I can’t talk about a trip to Rome (or Italy, for that matter) without including a few photos and words about the food. While I believe that all of the pasta and pizza, even at mediocre or unknown establishments, is much better than we have in the States or in Germany, two restaurants stood out: Pierluigi and Tavernaccia da Bruno. Pierlugi is known for their seafood, and for very good reason. Highly recommend! It’s also a bit off the beaten path and has a big outdoor patio in the warmer months. I read about Bruno in an article called The Pinnacle of Pasta:  The Top 9 Best Pasta Dishes in Rome by bon appétit online. Unfortunately, the night that we visited (Saturday) the famous lasagna was not available — our waiter explained that it’s only available on Sunday – FYI! Instead, I had the carbonara, which was not as satisfying since I had been dreaming about that lasagna for months. I love my eggs and bacon (carbonara) with spaghetti (typical) and instead it was served with a tube-like pasta, tortiglioni perhaps. So, word to the wise: visit Bruno on Sunday and order the famous baked lasagna.

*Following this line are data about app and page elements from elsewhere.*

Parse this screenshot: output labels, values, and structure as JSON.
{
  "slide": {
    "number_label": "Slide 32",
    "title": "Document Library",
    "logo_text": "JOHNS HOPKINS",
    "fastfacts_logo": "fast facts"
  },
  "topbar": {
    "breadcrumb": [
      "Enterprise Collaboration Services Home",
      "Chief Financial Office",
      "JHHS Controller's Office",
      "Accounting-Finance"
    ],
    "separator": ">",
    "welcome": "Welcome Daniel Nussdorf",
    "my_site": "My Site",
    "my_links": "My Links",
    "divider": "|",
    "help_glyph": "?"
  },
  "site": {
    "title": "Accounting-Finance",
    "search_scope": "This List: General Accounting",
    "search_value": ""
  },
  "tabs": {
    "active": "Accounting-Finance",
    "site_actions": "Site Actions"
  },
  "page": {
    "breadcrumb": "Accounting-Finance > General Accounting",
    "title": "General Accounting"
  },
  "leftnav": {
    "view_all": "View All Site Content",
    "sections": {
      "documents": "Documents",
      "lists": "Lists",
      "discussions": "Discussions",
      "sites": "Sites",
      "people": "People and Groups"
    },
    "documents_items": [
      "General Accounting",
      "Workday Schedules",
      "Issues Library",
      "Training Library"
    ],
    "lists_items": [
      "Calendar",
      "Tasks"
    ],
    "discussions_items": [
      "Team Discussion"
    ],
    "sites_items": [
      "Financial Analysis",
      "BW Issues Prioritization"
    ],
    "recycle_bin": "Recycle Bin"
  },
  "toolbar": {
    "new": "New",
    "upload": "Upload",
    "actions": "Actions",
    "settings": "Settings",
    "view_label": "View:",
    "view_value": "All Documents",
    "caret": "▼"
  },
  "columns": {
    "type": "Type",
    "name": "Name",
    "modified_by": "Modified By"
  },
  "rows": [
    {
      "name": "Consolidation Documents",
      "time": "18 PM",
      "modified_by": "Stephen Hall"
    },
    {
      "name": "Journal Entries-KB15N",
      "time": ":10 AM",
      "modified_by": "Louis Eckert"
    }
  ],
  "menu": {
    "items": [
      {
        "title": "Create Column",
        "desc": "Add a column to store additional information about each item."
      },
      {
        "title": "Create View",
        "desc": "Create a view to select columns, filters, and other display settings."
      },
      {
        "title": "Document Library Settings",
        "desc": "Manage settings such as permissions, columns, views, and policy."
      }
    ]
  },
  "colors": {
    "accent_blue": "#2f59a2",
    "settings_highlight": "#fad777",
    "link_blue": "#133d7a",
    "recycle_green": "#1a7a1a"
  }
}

As promised, here is some food porn from Rome:

We also did a lot of walking around and saw a couple of the major sites: The Parthenon and the Trevi Fountain.

After a few nights in Rome, we headed back to Stuttgart for a couple of days. My sister stayed with us and we were so happy to host her! We weren’t here for long, but made enough time to visit the Schlossplatz, do some shopping, eat flammkuchen at La Tonneau, spatzle at Zum Spätzleschwob, and end our time here with a really nice dinner at Speisekammer West.

Next stop: Munich. We drove, instead of taking the train, which took about 2 hours from Stuttgart (we got lucky – no traffic!) We stayed at the beautiful Le Meridien hotel, which is located just across the street from the main train station. We spent most of our time walking around, shopping, and eating — no big surprise, I’m sure. 🙂 We had coffee at the famous Cafe Tambosi, walked through the Viktualienmarkt outdoor food market, and ate duck and pork shank at Augustiner Klosterwirt. I really love Munich and wish we could have spent more time there as there is so much more to explore. Here are a few photos from our time there: